Foodborne illness refers to illnesses contracted from consuming foods contaminated with harmful bacteria. All people are at risk, although some members of the population are more susceptible including: infants, children, pregnant mothers and people with weakened immune systems. 

How does foodborne illness spread?
Harmful environmental bacteria, known as pathogens, cause illness when they enter the food supply. When food is served undercooked or at a temperature that allows bacteria to breed, foodborne illness can occur. However, a current industry concern involves foodservice employees spreading harmful bacteria when they themselves come to work sick.

What’s the risk?
A 2011 study from the Journal of Food Protection states that approximately 12% of food workers reported coming to work for two or more shifts while ill with vomiting or diarrhea [Source]. Busy restaurants that served more than 300 meals a day were cited as more likely to have sick workers on the job. However, all restaurants are at risk. The issue concerning sick workers reporting to work happens everywhere including restaurants serving American food or ethnic food; at restaurant with English-speaking employees or non-English speaking employees; at independent restaurants and at chains. The bottom line is that when restaurant workers come to work sick, it only increases the risk of infection for customers.

Implementing paid sick leave
Initiatives around the country began popping up in 2011 to help stave off the chances of risk by offering restaurant workers paid sick days. In Denver, for instance, Initiative 300 would have required employers to give all employees sick leave, from five days to nine days, depending on the business size [Source]. 

As of September 2011, paid sick leave days for restaurant workers were enacted in San Francisco, Seattle and Washington D.C. [Source] They are pending in several other cities. 

The restaurant industry is known for its busy schedules and sweltering kitchens. On a tight shift during the lunch-hour rush, restaurants need all scheduled hands on deck. Managers are not always aware when an employee shows up with signs of illness, and employees may be resistant to the idea of missing work—and their hourly pay.

Although food safety is one of the most important aspects of any restaurant operation, the National Restaurant Association (NRA) is a big opponent of paid sick leave in general [Source]. The NRA suggested that adding an extra expense to the bottom line would only hurt the restaurant industry as a whole, who has felt the economic recession in a big way over the past years. Proponents argue that paid sick leave is essential to protecting the health of the general public, especially in a food service situation.  

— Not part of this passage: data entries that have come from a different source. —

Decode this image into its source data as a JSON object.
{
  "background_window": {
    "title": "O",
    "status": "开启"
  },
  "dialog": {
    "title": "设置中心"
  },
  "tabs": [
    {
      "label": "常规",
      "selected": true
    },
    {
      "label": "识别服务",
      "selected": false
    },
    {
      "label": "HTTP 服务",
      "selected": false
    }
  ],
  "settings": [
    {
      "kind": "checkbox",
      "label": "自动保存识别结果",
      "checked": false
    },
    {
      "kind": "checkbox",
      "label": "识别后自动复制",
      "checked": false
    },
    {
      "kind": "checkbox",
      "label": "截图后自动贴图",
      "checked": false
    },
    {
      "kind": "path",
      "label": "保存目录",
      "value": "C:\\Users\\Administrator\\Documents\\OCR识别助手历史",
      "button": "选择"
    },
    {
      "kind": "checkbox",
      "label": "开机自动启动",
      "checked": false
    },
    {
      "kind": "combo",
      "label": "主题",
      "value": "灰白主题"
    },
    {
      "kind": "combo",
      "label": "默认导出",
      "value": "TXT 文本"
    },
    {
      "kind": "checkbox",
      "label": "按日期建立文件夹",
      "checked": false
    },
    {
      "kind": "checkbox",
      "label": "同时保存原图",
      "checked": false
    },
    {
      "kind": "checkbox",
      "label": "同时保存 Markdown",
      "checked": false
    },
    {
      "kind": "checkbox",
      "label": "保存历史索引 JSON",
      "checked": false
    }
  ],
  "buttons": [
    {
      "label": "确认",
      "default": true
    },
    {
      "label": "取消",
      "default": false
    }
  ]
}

What can you do?
Although the argument between granting sick leave and looking the other way when workers come in sick remains a sensitive topic, restaurant managers ought to remain vigilant in providing a safe working and dining environment for their employees and customers alike. Here are some suggestions for reducing health risks in the commercial kitchen.

Enforce frequent hand-washing. Require workers to wash their hands after coughing, sneezing, touching their faces, touching their hair, touching money or using the restroom. Post hand-washing signage, set the example and follow-up when you see poor food handling practices.

Encourage responsible sick leave. Ask employees to call the restaurant ahead of time if they feel sick. When the shift manager has time to schedule someone to fill in, the shift can flow more smoothly and the operation is less likely to fall behind. The sick employee can ask to pick up extra shifts after he or she recovers.

Always run pre-shift meetings. Spend time with your employees for a pre-shift meeting before every shift. Be sure your employees look fit to work the shift, and be ready to call in a replacement or jump on the line to help in the event that someone is ill.